State Legislators Approve Bills for First Crossover

Mar 6, 2018

The House of Representatives convened to consider bills on 3rd reading.
Credit Wayne Yoshioka

The State Legislature is nearing the halfway point when bills must clear the first hurdle in that process. HPR’s Wayne Yoshioka reports.  



Legislative bills must be approved three times in their originating chamber to advance to the next step, known as the 1st crossover.  House bills go to the Senate and Senate bills go to the House for consideration.  Among them will be House Bill 2739, the medical aid in dying measure that would enable residents diagnosed with a terminal illness with less than 6 months to live access to prescription drugs to end their lives.  Representative Della Au Belatti introduced the measure.


“That is what this bill is about.  It is to offer that end-of-life option for individuals with a terminal illness to talk about how they want to live in their remaining time.”


The bill passed, 39 in favor-to-12 opposed, and can be passed by the Senate outright without an amendment.   The House also wants to outlaw liquor consumption within 1-thousand yards of any beach or shoreline in the state.  Representative Kaniela Ing introduced the bill because of the Independence Day Flotilla in Waikiki last year.


“In July there was about 200 rescues outside of Waikiki.  Our first responders, that we all say we support, were very, very much overwhelmed.  There’s 12 ambulances for the South side of O’ahu,  ten were used in that one spot.”


The State Senate also passed a number of bills on 3rd reading.
Credit Wayne Yoshioka

In the Senate, S-B 2046, would prohibit multi-burst trigger activators, known as bump stocks, to be manufactured, imported or sold in the state.  Senator Donna Mercado Kim.


“We cannot understand why anyone would need to equip firearms with a means of increasing its rate of fire for any kind of civilian use.  In 2017 there were 9 school shootings across the United States.  And this year alone, in 2018, we already had nine.”

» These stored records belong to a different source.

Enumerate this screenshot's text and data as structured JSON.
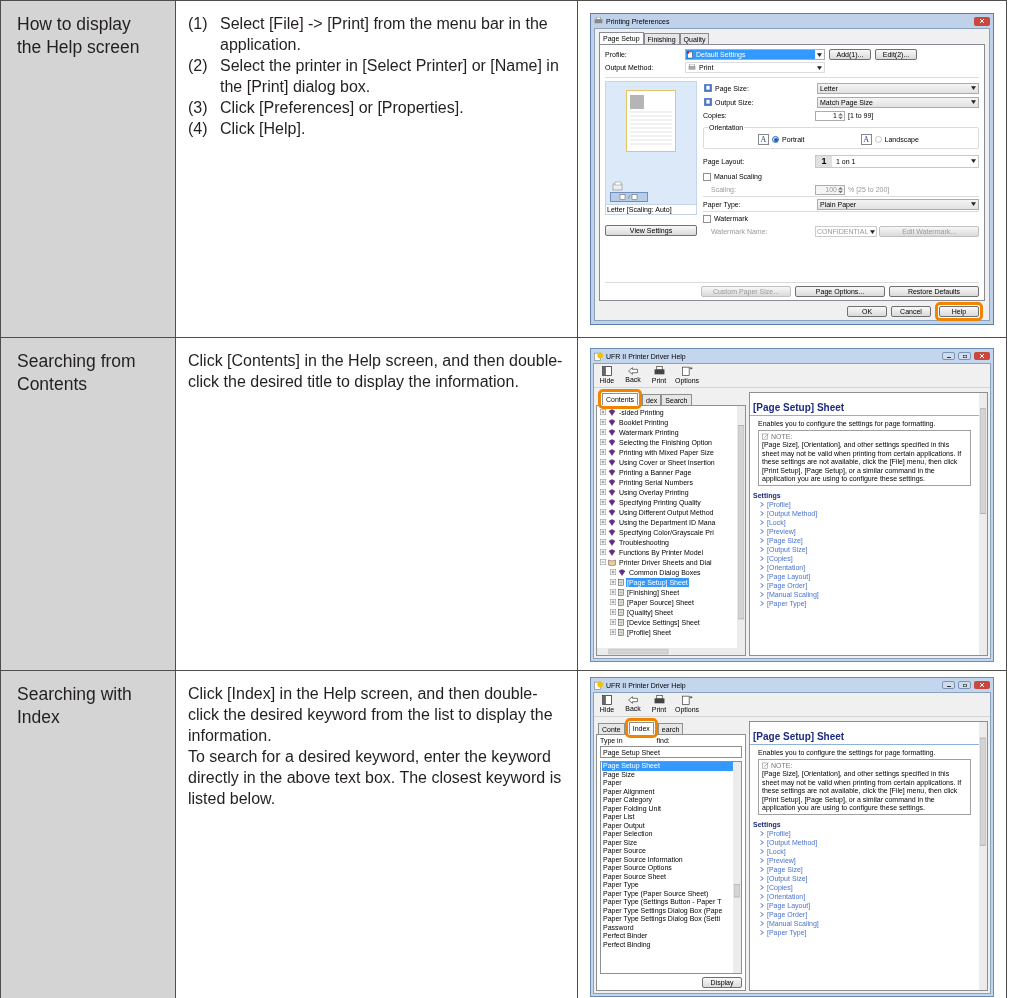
{
  "rows": [
    {
      "heading": "How to display the Help screen",
      "steps": [
        {
          "number": "(1)",
          "text": "Select [File] -> [Print] from the menu bar in the application."
        },
        {
          "number": "(2)",
          "text": "Select the printer in [Select Printer] or [Name] in the [Print] dialog box."
        },
        {
          "number": "(3)",
          "text": "Click [Preferences] or [Properties]."
        },
        {
          "number": "(4)",
          "text": "Click [Help]."
        }
      ],
      "screen": {
        "kind": "printing_preferences",
        "title": "Printing Preferences",
        "tabs": [
          {
            "label": "Page Setup",
            "selected": true
          },
          {
            "label": "Finishing",
            "selected": false
          },
          {
            "label": "Quality",
            "selected": false
          }
        ],
        "profile": {
          "label": "Profile:",
          "value": "Default Settings",
          "buttons": [
            "Add(1)...",
            "Edit(2)..."
          ]
        },
        "output_method": {
          "label": "Output Method:",
          "value": "Print"
        },
        "preview": {
          "caption": "Letter [Scaling: Auto]",
          "button": "View Settings"
        },
        "settings": [
          {
            "kind": "icon_select",
            "label": "Page Size:",
            "value": "Letter"
          },
          {
            "kind": "icon_select",
            "label": "Output Size:",
            "value": "Match Page Size"
          },
          {
            "kind": "spinner",
            "label": "Copies:",
            "value": "1",
            "range": "[1 to 99]",
            "disabled": false
          },
          {
            "kind": "orientation",
            "label": "Orientation",
            "options": [
              {
                "glyph": "A",
                "label": "Portrait",
                "selected": true
              },
              {
                "glyph": "A",
                "label": "Landscape",
                "selected": false
              }
            ]
          },
          {
            "kind": "layout_select",
            "label": "Page Layout:",
            "badge": "1",
            "value": "1 on 1"
          },
          {
            "kind": "checkbox",
            "label": "Manual Scaling",
            "checked": false
          },
          {
            "kind": "spinner",
            "label": "Scaling:",
            "value": "100",
            "range": "% [25 to 200]",
            "disabled": true
          },
          {
            "kind": "select",
            "label": "Paper Type:",
            "value": "Plain Paper"
          },
          {
            "kind": "checkbox",
            "label": "Watermark",
            "checked": false
          },
          {
            "kind": "watermark",
            "label": "Watermark Name:",
            "value": "CONFIDENTIAL",
            "button": "Edit Watermark...",
            "disabled": true
          }
        ],
        "bottom_buttons": [
          {
            "label": "Custom Paper Size...",
            "disabled": true
          },
          {
            "label": "Page Options...",
            "disabled": false
          },
          {
            "label": "Restore Defaults",
            "disabled": false
          }
        ],
        "dialog_buttons": [
          {
            "label": "OK",
            "highlighted": false
          },
          {
            "label": "Cancel",
            "highlighted": false
          },
          {
            "label": "Help",
            "highlighted": true
          }
        ]
      }
    },
    {
      "heading": "Searching from Contents",
      "paragraphs": [
        "Click [Contents] in the Help screen, and then double-click the desired title to display the information."
      ],
      "screen": {
        "kind": "help",
        "title": "UFR II Printer Driver Help",
        "toolbar": [
          "Hide",
          "Back",
          "Print",
          "Options"
        ],
        "tabs": [
          {
            "label": "Contents",
            "selected": true,
            "highlighted": true
          },
          {
            "label": "dex",
            "selected": false,
            "highlighted": false
          },
          {
            "label": "Search",
            "selected": false,
            "highlighted": false
          }
        ],
        "left_pane": {
          "kind": "contents",
          "tree": [
            {
              "label": "-sided Printing",
              "kind": "book",
              "expanded": false,
              "selected": false
            },
            {
              "label": "Booklet Printing",
              "kind": "book",
              "expanded": false,
              "selected": false
            },
            {
              "label": "Watermark Printing",
              "kind": "book",
              "expanded": false,
              "selected": false
            },
            {
              "label": "Selecting the Finishing Option",
              "kind": "book",
              "expanded": false,
              "selected": false
            },
            {
              "label": "Printing with Mixed Paper Size",
              "kind": "book",
              "expanded": false,
              "selected": false
            },
            {
              "label": "Using Cover or Sheet Insertion",
              "kind": "book",
              "expanded": false,
              "selected": false
            },
            {
              "label": "Printing a Banner Page",
              "kind": "book",
              "expanded": false,
              "selected": false
            },
            {
              "label": "Printing Serial Numbers",
              "kind": "book",
              "expanded": false,
              "selected": false
            },
            {
              "label": "Using Overlay Printing",
              "kind": "book",
              "expanded": false,
              "selected": false
            },
            {
              "label": "Specifying Printing Quality",
              "kind": "book",
              "expanded": false,
              "selected": false
            },
            {
              "label": "Using Different Output Method",
              "kind": "book",
              "expanded": false,
              "selected": false
            },
            {
              "label": "Using the Department ID Mana",
              "kind": "book",
              "expanded": false,
              "selected": false
            },
            {
              "label": "Specifying Color/Grayscale Pri",
              "kind": "book",
              "expanded": false,
              "selected": false
            },
            {
              "label": "Troubleshooting",
              "kind": "book",
              "expanded": false,
              "selected": false
            },
            {
              "label": "Functions By Printer Model",
              "kind": "book",
              "expanded": false,
              "selected": false
            },
            {
              "label": "Printer Driver Sheets and Dial",
              "kind": "book",
              "expanded": true,
              "selected": false,
              "children": [
                {
                  "label": "Common Dialog Boxes",
                  "kind": "book",
                  "expanded": false,
                  "selected": false
                },
                {
                  "label": "[Page Setup] Sheet",
                  "kind": "page",
                  "expanded": false,
                  "selected": true
                },
                {
                  "label": "[Finishing] Sheet",
                  "kind": "page",
                  "expanded": false,
                  "selected": false
                },
                {
                  "label": "[Paper Source] Sheet",
                  "kind": "page",
                  "expanded": false,
                  "selected": false
                },
                {
                  "label": "[Quality] Sheet",
                  "kind": "page",
                  "expanded": false,
                  "selected": false
                },
                {
                  "label": "[Device Settings] Sheet",
                  "kind": "page",
                  "expanded": false,
                  "selected": false
                },
                {
                  "label": "[Profile] Sheet",
                  "kind": "page",
                  "expanded": false,
                  "selected": false
                }
              ]
            }
          ]
        },
        "topic": {
          "heading": "[Page Setup] Sheet",
          "intro": "Enables you to configure the settings for page formatting.",
          "note_label": "NOTE:",
          "note": "[Page Size], [Orientation], and other settings specified in this sheet may not be valid when printing from certain applications. If these settings are not available, click the [File] menu, then click [Print Setup], [Page Setup], or a similar command in the application you are using to configure these settings.",
          "section": "Settings",
          "links": [
            "[Profile]",
            "[Output Method]",
            "[Lock]",
            "[Preview]",
            "[Page Size]",
            "[Output Size]",
            "[Copies]",
            "[Orientation]",
            "[Page Layout]",
            "[Page Order]",
            "[Manual Scaling]",
            "[Paper Type]"
          ]
        }
      }
    },
    {
      "heading": "Searching with Index",
      "paragraphs": [
        "Click [Index] in the Help screen, and then double-click the desired keyword from the list to display the information.",
        "To search for a desired keyword, enter the keyword directly in the above text box. The closest keyword is listed below."
      ],
      "screen": {
        "kind": "help",
        "title": "UFR II Printer Driver Help",
        "toolbar": [
          "Hide",
          "Back",
          "Print",
          "Options"
        ],
        "tabs": [
          {
            "label": "Conte",
            "selected": false,
            "highlighted": false
          },
          {
            "label": "Index",
            "selected": true,
            "highlighted": true
          },
          {
            "label": "earch",
            "selected": false,
            "highlighted": false
          }
        ],
        "left_pane": {
          "kind": "index",
          "prompt": [
            "Type in",
            "find:"
          ],
          "query": "Page Setup Sheet",
          "button": "Display",
          "items": [
            {
              "label": "Page Setup Sheet",
              "selected": true
            },
            {
              "label": "Page Size",
              "selected": false
            },
            {
              "label": "Paper",
              "selected": false
            },
            {
              "label": "Paper Alignment",
              "selected": false
            },
            {
              "label": "Paper Category",
              "selected": false
            },
            {
              "label": "Paper Folding Unit",
              "selected": false
            },
            {
              "label": "Paper List",
              "selected": false
            },
            {
              "label": "Paper Output",
              "selected": false
            },
            {
              "label": "Paper Selection",
              "selected": false
            },
            {
              "label": "Paper Size",
              "selected": false
            },
            {
              "label": "Paper Source",
              "selected": false
            },
            {
              "label": "Paper Source Information",
              "selected": false
            },
            {
              "label": "Paper Source Options",
              "selected": false
            },
            {
              "label": "Paper Source Sheet",
              "selected": false
            },
            {
              "label": "Paper Type",
              "selected": false
            },
            {
              "label": "Paper Type (Paper Source Sheet)",
              "selected": false
            },
            {
              "label": "Paper Type (Settings Button - Paper T",
              "selected": false
            },
            {
              "label": "Paper Type Settings Dialog Box (Pape",
              "selected": false
            },
            {
              "label": "Paper Type Settings Dialog Box (Setti",
              "selected": false
            },
            {
              "label": "Password",
              "selected": false
            },
            {
              "label": "Perfect Binder",
              "selected": false
            },
            {
              "label": "Perfect Binding",
              "selected": false
            }
          ]
        },
        "topic": {
          "heading": "[Page Setup] Sheet",
          "intro": "Enables you to configure the settings for page formatting.",
          "note_label": "NOTE:",
          "note": "[Page Size], [Orientation], and other settings specified in this sheet may not be valid when printing from certain applications. If these settings are not available, click the [File] menu, then click [Print Setup], [Page Setup], or a similar command in the application you are using to configure these settings.",
          "section": "Settings",
          "links": [
            "[Profile]",
            "[Output Method]",
            "[Lock]",
            "[Preview]",
            "[Page Size]",
            "[Output Size]",
            "[Copies]",
            "[Orientation]",
            "[Page Layout]",
            "[Page Order]",
            "[Manual Scaling]",
            "[Paper Type]"
          ]
        }
      }
    }
  ]
}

Other Senate bills propose a Constitutional Amendment asking voters to decide if they want to increase public education funding, a few appropriation bills for homelessness and tax increases.  Wayne Yoshioka, HPR News.